Abstracts & Commentary
Synopsis: Deep brain stimulation of the subthalamic nucleus appears to affect sexual functioning in a small but positive way. Male patients with Parkinson’s Disease, especially when younger than 60, appeared more satisfied with their sexual well-being over a short-term follow-up period.
Source: Castelli L, et al. Sexual Well-Being in Parkinsonian Patients After Deep Brain Stimulation of the Subthalamic Nucleus. J Neurol Neurosurg Psychiatry. 2004;75:1260-1264.
Sexual function in people with Parkinson’s Disease (PD) is likely affected by a complex interplay of factors, including the disease itself, medication changes, and psychological and social effects. This report provides the first data concerning changes in sexual well-being in patients with advanced PD, after deep brain stimulation (DBS) targeting the subthalamic nucleus (STN). Improvements in motor function, as well as decreased medication requirements are well-documented results of this surgical intervention, but its effects on non-motor symptoms are less clear.1 Castelli and colleagues investigated a group of 31 patients with PD, complicated by severe motor fluctuations and drug-related dyskinesias. Twenty-one of the 31 patients were male, mean age was 61.7 years, and mean disease duration was 16.9 years. Sexual function was evaluated with the sexual functioning inventory (SFI), a newly abbreviated form of the Gollombok Rust inventory of sexual satisfaction (GRISS). The full form was found to be unacceptable for those patients in the study. Depression and anxiety were also measured using the Beck Depression Inventory (BDI) and the State-Trait Anxiety Inventory (STAI-X1/X2). Subjects were interviewed 1 month prior to surgery, and 9-12 months after surgery. Total SFI scores were slightly lower after DBS in both men and women, but did not reach statistical significance. Analysis of subdomains revealed only 1 area of statistical significance: improvement in sexual dissatisfaction in male subjects. In the subgroup of men aged less than 60 years old (n = 7), improvements reached statistical significance in domains regarding infrequency of sexual intercourse, dissatisfaction, and avoidance. No correlation could be discerned between changes in sexual function and other variables, including Hoehn and Yahr stage, disease duration, or depression and anxiety.

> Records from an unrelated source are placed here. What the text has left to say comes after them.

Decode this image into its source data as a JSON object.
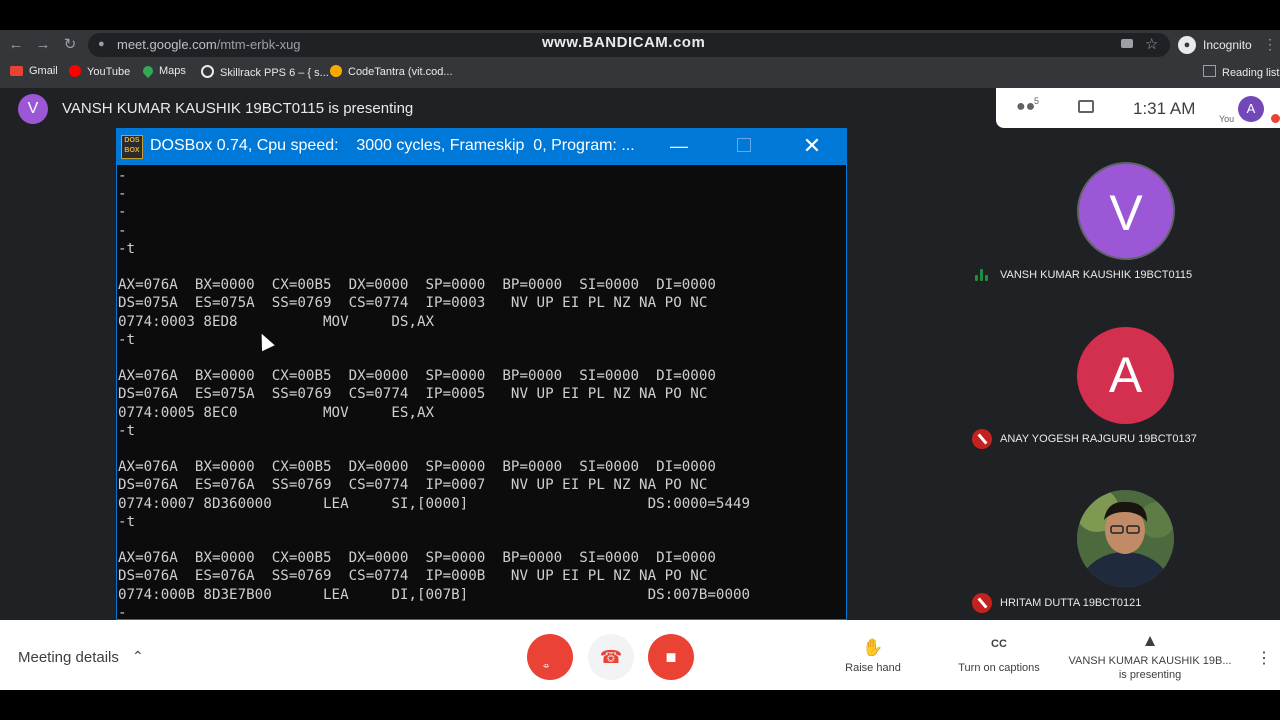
{
  "browser": {
    "url_host": "meet.google.com",
    "url_path": "/mtm-erbk-xug",
    "watermark": "www.BANDICAM.com",
    "incognito_label": "Incognito",
    "reading_list_label": "Reading list",
    "bookmarks": [
      {
        "label": "Gmail",
        "icon": "gmail-icon",
        "color": "#ea4335"
      },
      {
        "label": "YouTube",
        "icon": "youtube-icon",
        "color": "#ff0000"
      },
      {
        "label": "Maps",
        "icon": "maps-icon",
        "color": "#34a853"
      },
      {
        "label": "Skillrack PPS 6 – { s...",
        "icon": "globe-icon",
        "color": "#e8eaed"
      },
      {
        "label": "CodeTantra (vit.cod...",
        "icon": "codetantra-icon",
        "color": "#f9ab00"
      }
    ]
  },
  "meet": {
    "presenter_initial": "V",
    "presenting_text": "VANSH KUMAR KAUSHIK 19BCT0115 is presenting",
    "people_count": "5",
    "clock": "1:31 AM",
    "self_initial": "A",
    "self_label": "You",
    "participants": [
      {
        "initial": "V",
        "name": "VANSH KUMAR KAUSHIK 19BCT0115",
        "color": "#9c57d6",
        "speaking": true
      },
      {
        "initial": "A",
        "name": "ANAY YOGESH RAJGURU 19BCT0137",
        "color": "#d32f4f",
        "muted": true
      },
      {
        "initial": "",
        "name": "HRITAM DUTTA 19BCT0121",
        "muted": true
      }
    ],
    "bottom": {
      "meeting_details": "Meeting details",
      "raise_hand": "Raise hand",
      "captions": "Turn on captions",
      "presenting_name": "VANSH KUMAR KAUSHIK 19B...",
      "presenting_sub": "is presenting"
    }
  },
  "dosbox": {
    "title": "DOSBox 0.74, Cpu speed:    3000 cycles, Frameskip  0, Program: ...",
    "logo": "DOS BOX",
    "lines": [
      "-",
      "-",
      "-",
      "-",
      "-t",
      "",
      "AX=076A  BX=0000  CX=00B5  DX=0000  SP=0000  BP=0000  SI=0000  DI=0000",
      "DS=075A  ES=075A  SS=0769  CS=0774  IP=0003   NV UP EI PL NZ NA PO NC",
      "0774:0003 8ED8          MOV     DS,AX",
      "-t",
      "",
      "AX=076A  BX=0000  CX=00B5  DX=0000  SP=0000  BP=0000  SI=0000  DI=0000",
      "DS=076A  ES=075A  SS=0769  CS=0774  IP=0005   NV UP EI PL NZ NA PO NC",
      "0774:0005 8EC0          MOV     ES,AX",
      "-t",
      "",
      "AX=076A  BX=0000  CX=00B5  DX=0000  SP=0000  BP=0000  SI=0000  DI=0000",
      "DS=076A  ES=076A  SS=0769  CS=0774  IP=0007   NV UP EI PL NZ NA PO NC",
      "0774:0007 8D360000      LEA     SI,[0000]                     DS:0000=5449",
      "-t",
      "",
      "AX=076A  BX=0000  CX=00B5  DX=0000  SP=0000  BP=0000  SI=0000  DI=0000",
      "DS=076A  ES=076A  SS=0769  CS=0774  IP=000B   NV UP EI PL NZ NA PO NC",
      "0774:000B 8D3E7B00      LEA     DI,[007B]                     DS:007B=0000",
      "-"
    ]
  }
}
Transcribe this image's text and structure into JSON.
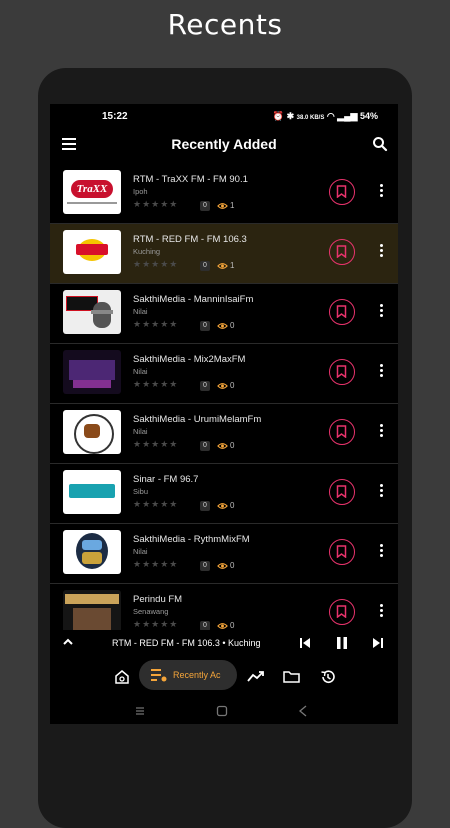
{
  "page": {
    "title": "Recents"
  },
  "status_bar": {
    "time": "15:22",
    "battery": "54%",
    "net_speed": "38.0 KB/S"
  },
  "app_bar": {
    "title": "Recently Added",
    "menu_icon": "hamburger-menu-icon",
    "search_icon": "search-icon"
  },
  "stations": [
    {
      "title": "RTM - TraXX FM - FM 90.1",
      "location": "Ipoh",
      "rating": "0",
      "views": "1",
      "active": false,
      "logo": "traxx-fm-logo"
    },
    {
      "title": "RTM - RED FM - FM 106.3",
      "location": "Kuching",
      "rating": "0",
      "views": "1",
      "active": true,
      "logo": "red-fm-logo"
    },
    {
      "title": "SakthiMedia - ManninIsaiFm",
      "location": "Nilai",
      "rating": "0",
      "views": "0",
      "active": false,
      "logo": "on-air-logo"
    },
    {
      "title": "SakthiMedia - Mix2MaxFM",
      "location": "Nilai",
      "rating": "0",
      "views": "0",
      "active": false,
      "logo": "mix2max-logo"
    },
    {
      "title": "SakthiMedia - UrumiMelamFm",
      "location": "Nilai",
      "rating": "0",
      "views": "0",
      "active": false,
      "logo": "urumi-logo"
    },
    {
      "title": "Sinar - FM 96.7",
      "location": "Sibu",
      "rating": "0",
      "views": "0",
      "active": false,
      "logo": "sinar-logo"
    },
    {
      "title": "SakthiMedia - RythmMixFM",
      "location": "Nilai",
      "rating": "0",
      "views": "0",
      "active": false,
      "logo": "rythm-mix-logo"
    },
    {
      "title": "Perindu FM",
      "location": "Senawang",
      "rating": "0",
      "views": "0",
      "active": false,
      "logo": "perindu-logo"
    }
  ],
  "player": {
    "now_playing": "RTM - RED FM - FM 106.3 • Kuching"
  },
  "bottom_nav": {
    "active_label": "Recently Ac"
  },
  "colors": {
    "accent": "#e8336c",
    "active_row": "#2b2410",
    "nav_active": "#f5a53a",
    "eye": "#f5a53a"
  }
}
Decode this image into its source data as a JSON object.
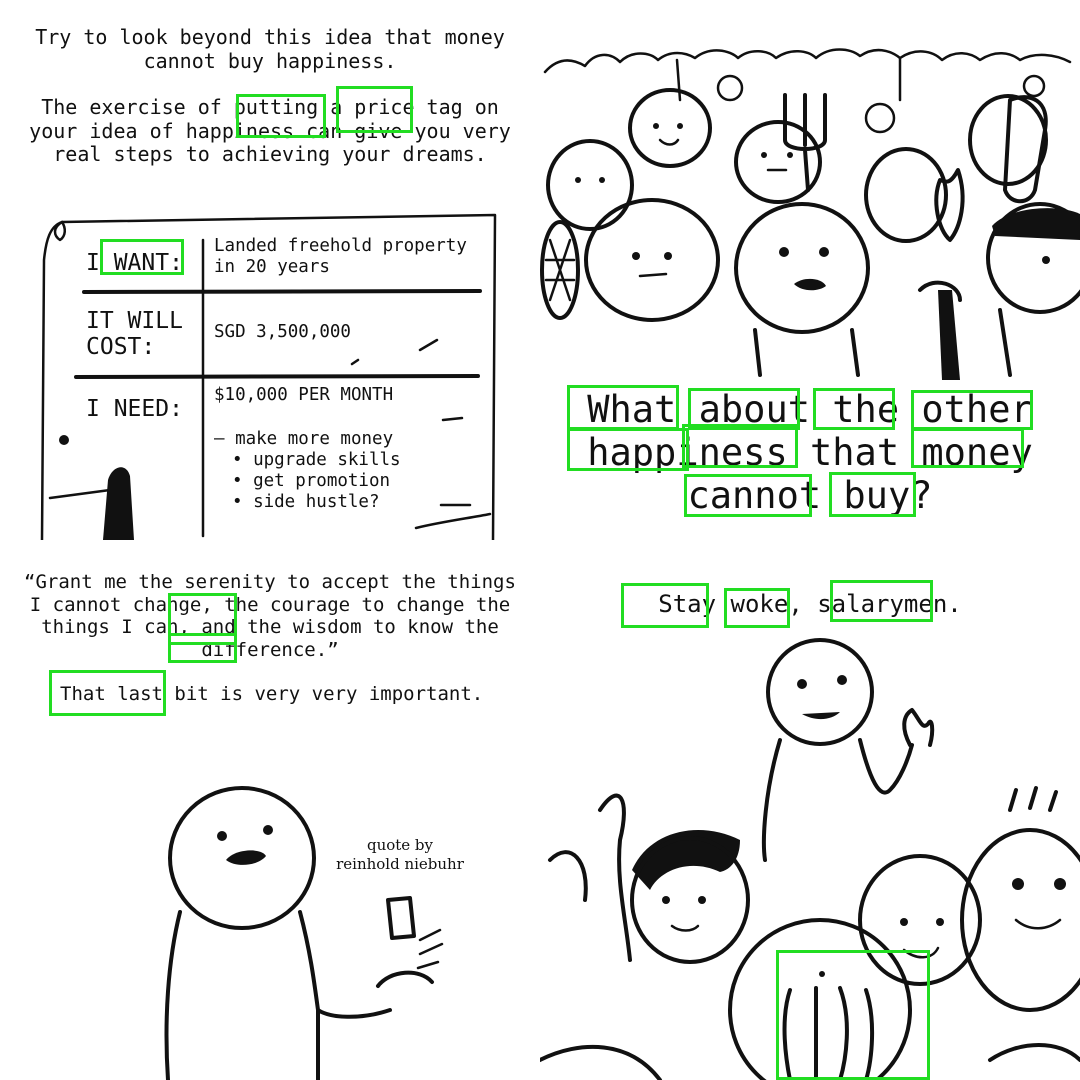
{
  "panel1": {
    "intro": "Try to look beyond this idea that money cannot buy happiness.",
    "exercise": "The exercise of putting a price tag on your idea of happiness can give you very real steps to achieving your dreams.",
    "table": {
      "want_label": "I WANT:",
      "want_value": "Landed freehold property in 20 years",
      "cost_label": "IT WILL COST:",
      "cost_value": "SGD 3,500,000",
      "need_label": "I NEED:",
      "need_value": "$10,000 PER MONTH",
      "need_main_item": "– make more money",
      "need_subitems": [
        "upgrade skills",
        "get promotion",
        "side hustle?"
      ]
    }
  },
  "panel2": {
    "caption": "What about the other happiness that money cannot buy?"
  },
  "panel3": {
    "quote": "“Grant me the serenity to accept the things I cannot change, the courage to change the things I can, and the wisdom to know the difference.”",
    "note": "That last bit is very very important.",
    "credit_line1": "quote by",
    "credit_line2": "reinhold niebuhr"
  },
  "panel4": {
    "caption": "Stay woke, salarymen."
  },
  "style": {
    "highlight_color": "#22dd22",
    "ink_color": "#111111",
    "background": "#ffffff"
  }
}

This is the first report to systematically address the issue of whether STN DBS may influence sexual well-being in PD. Castelli et al are to be commended for initiating this study, in an area notoriously challenging in terms of methodology. Sexual dysfunction in PD is common, as highlighted by Brown and colleagues.2 Despite its importance, there is scant, and sometimes conflicting, information concerning a complex relationship to disease severity and duration, associated autonomic dysfunction, depression, medication effects, and other factors such as hormonal changes, social, and cultural considerations. In this study, changes in SFI scores observed were positive, but for the most part small. It is tempting to ascribe any changes in sexual well-being to a non-specific consequence of overall improvement in physical function. No correlation between SFI score and Hoehn and Yahr stage of PD was revealed in this study, but scores reported do not take into account the full spectrum of severity of motor fluctuations and dyskinesias. Therefore, they may not reflect motor symptoms that interfere with sexual function, such as the degree of rigidity or abnormal involuntary movements. Overall, interpretation is limited given the small number of participants, along with use of a novel version of an established rating scale as primary outcome measure. Therefore, possible contributions of mood, medication reduction, and other factors influenced by DBS cannot be ruled out. Finally, little attention has been paid, to date, to effects of PD upon women’s sexuality, although they clearly exist.3 No significant improvement in women’s sexual well-being was demonstrated, but again this may be due to small numbers involved and difficulties in data collection. This emphasizes the need for further study of this complex area of patients’ lives, and should encourage physicians to communicate with their patients about sexual function. Claire Henchcliffe
Claire Henchcliffe, MD is an Assistant Professor of the Department of Neurology at the Weill Medical College of Cornell University, New York, NY.
1. Limousin P, et al. N Engl J Med. 1998;339:1105-1111.
2. Brown RG, et al. J Neurol Neurosurg Psychiatry. 1990;53:4810-4816.
3. Welsh M, et al. Mov Disorders. 1997;12:923-927.